“Everybody was scared of Mannix,” Gardner explained in the interview. She told him that she would claim “incompatibility” instead. “I think you should,” Mannix responded.
Still, as a fixer, scandal couldn’t escape Mannix’s personal life.
When “Adventures of Superman” star George Reeves was found dead at 45 from a shotgun blast to his head, it was whispered that Mannix — who was rumored to have mafia connections — had the actor rubbed out in 1959 after an eight-year love affair gone wrong between Superman Reeves and Mannix’s wife Toni. Fingerprints were never found on the weapon. Police ruled the death a suicide. The same year of Reeves’ death, Mannix, 68, had survived multiple heart attacks and became bound to a wheelchair. Another heart attack ended his life on Aug. 30, 1963. He was aged 72. MGM actresses Loretta Young and Rosalind Russell are his companions at Holy Cross Cemetery in Los Angeles.
Even though the drama surrounding the circumstances of his own infamy is enough to play out in a long feature form — and it did in 2006’s “Hollywoodland” with Bob Haskins as Mannix — “Hail, Caesar!” examines the more colorful calamities surrounding what a fixer does as the movie studio’s public relations savior.

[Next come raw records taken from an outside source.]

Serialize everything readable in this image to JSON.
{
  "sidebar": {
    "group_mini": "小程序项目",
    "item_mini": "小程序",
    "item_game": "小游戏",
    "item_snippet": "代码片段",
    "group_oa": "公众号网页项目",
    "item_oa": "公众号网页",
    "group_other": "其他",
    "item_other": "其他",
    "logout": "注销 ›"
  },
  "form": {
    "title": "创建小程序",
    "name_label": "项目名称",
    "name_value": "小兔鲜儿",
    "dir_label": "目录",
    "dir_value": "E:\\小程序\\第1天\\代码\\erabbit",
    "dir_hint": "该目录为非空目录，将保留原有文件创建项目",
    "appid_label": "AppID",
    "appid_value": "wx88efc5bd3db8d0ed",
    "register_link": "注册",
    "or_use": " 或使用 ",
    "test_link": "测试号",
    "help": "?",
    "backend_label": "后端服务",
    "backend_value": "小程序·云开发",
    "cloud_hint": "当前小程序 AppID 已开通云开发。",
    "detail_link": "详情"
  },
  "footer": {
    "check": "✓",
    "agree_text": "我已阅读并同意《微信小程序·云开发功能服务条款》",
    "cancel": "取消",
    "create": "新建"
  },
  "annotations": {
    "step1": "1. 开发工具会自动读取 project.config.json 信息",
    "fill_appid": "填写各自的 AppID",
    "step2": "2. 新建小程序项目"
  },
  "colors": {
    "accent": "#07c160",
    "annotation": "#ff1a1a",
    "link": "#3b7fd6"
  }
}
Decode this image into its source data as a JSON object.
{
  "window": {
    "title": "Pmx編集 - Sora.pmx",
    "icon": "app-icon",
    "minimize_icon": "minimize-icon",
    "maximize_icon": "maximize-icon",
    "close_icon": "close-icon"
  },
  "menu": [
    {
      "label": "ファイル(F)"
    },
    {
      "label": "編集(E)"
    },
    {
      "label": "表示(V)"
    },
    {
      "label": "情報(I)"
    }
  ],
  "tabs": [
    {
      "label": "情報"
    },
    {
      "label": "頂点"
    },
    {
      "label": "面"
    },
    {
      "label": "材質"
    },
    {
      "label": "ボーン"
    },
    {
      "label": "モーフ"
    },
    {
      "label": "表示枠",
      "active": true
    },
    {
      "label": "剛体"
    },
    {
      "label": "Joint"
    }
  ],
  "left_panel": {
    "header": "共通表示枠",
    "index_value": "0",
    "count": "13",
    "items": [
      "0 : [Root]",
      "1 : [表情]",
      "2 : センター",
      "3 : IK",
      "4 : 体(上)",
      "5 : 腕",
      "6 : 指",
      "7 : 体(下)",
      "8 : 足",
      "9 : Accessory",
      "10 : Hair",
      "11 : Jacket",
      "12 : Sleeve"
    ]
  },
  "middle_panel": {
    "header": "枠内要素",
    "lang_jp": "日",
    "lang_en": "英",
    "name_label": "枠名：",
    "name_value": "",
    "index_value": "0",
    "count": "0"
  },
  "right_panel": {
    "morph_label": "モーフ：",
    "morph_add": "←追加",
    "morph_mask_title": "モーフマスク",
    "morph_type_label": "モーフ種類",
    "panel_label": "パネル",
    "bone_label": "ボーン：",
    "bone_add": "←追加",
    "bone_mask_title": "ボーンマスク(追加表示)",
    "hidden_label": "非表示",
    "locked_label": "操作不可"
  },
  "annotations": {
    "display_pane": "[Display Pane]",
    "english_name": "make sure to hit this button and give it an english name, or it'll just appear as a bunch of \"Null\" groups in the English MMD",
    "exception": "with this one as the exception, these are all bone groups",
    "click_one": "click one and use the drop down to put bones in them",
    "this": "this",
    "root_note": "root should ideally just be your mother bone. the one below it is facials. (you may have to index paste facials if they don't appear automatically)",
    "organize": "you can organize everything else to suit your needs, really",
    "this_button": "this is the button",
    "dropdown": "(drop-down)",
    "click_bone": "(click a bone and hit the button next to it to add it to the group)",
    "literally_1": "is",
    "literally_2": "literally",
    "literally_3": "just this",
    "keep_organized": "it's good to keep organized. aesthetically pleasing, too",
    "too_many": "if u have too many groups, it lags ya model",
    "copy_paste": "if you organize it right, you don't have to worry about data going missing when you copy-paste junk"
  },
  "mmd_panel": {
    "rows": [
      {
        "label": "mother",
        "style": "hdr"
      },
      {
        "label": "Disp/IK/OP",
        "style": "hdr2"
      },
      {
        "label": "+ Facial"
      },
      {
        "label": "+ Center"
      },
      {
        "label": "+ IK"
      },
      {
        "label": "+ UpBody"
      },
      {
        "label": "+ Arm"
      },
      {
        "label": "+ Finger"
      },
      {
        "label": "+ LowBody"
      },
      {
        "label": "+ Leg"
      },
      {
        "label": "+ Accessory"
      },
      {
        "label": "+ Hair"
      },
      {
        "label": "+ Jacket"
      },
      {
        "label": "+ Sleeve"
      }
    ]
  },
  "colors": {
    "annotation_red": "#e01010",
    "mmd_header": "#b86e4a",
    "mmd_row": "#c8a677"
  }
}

In the upcoming comedy, Tilda Swinton takes on another character whose identity remains unchanged. The Oscar winner stars as Hedda Hopper, a former actress turned gossip reporter whose syndicated column reached nearly 35 million readers. Hopper’s significance in Hollywood—spilling the dirt on the industry from 1940 until her death in 1966—was wide reaching and often incurred the wrath of the names she put in ink. Actress Joan Bennett sent Hopper a skunk and “Citizen Kane” actor Joseph Cotten literally kicked her in the rear. That she was such an influential figure at the time, she appears in another film about Hollywood’s golden era—played by Helen Mirren in “Trumbo,” released in October.
Of course, a gaffe can be just as damning as any gossip column. MGM’s Esther Williams inadvertently broadcast news of an unexpected pregnancy to the entire West Coast over a ham radio while informing the studio that she had a bun in the oven. The “Million Dollar Mermaid” actress appears to be the inspiration for the character DeeAnna Moran, played by Scarlett Johansson, as Capital’s big aqua-musicals starlet (films featuring synchronized swimming routines) who is knocked-up and unmarried.
Scandal Meets McCarthyism
With “Hail, Caesar!” taking place during the height of McCarthyism, it parallels the charges of un-Americanism that rocked Hollywood stars during the period. Channing Tatum plays a sailor uniform-loving singer-dancer-actor a la Gene Kelly who defects to the Soviet Union. “He loves communism because they (have) great uniforms,” Dolph Lundgren, who stars opposite Tatum as a submarine commander, revealed to Creativescreenwriting.com. In reality, Kelly—who famously donned a sailor suit in “Anchors Aweigh”—experienced a close call with the fearsome McCarthy Blacklist when his wife Betsy Blair, also an actor, was suspected of being a Communist sympathizer in 1955. She was almost pulled from a part in “Marty” until Kelly, a moneymaker for MGM, used his influence by threatening to drop out of “It’s Always Fair Weather.”
“Hail, Caesar!” features a star-studded cast that includes Ralph Fiennes, Jonah Hill and Frances McDormand, opening Feb. 5, 2016. Watch the trailer below.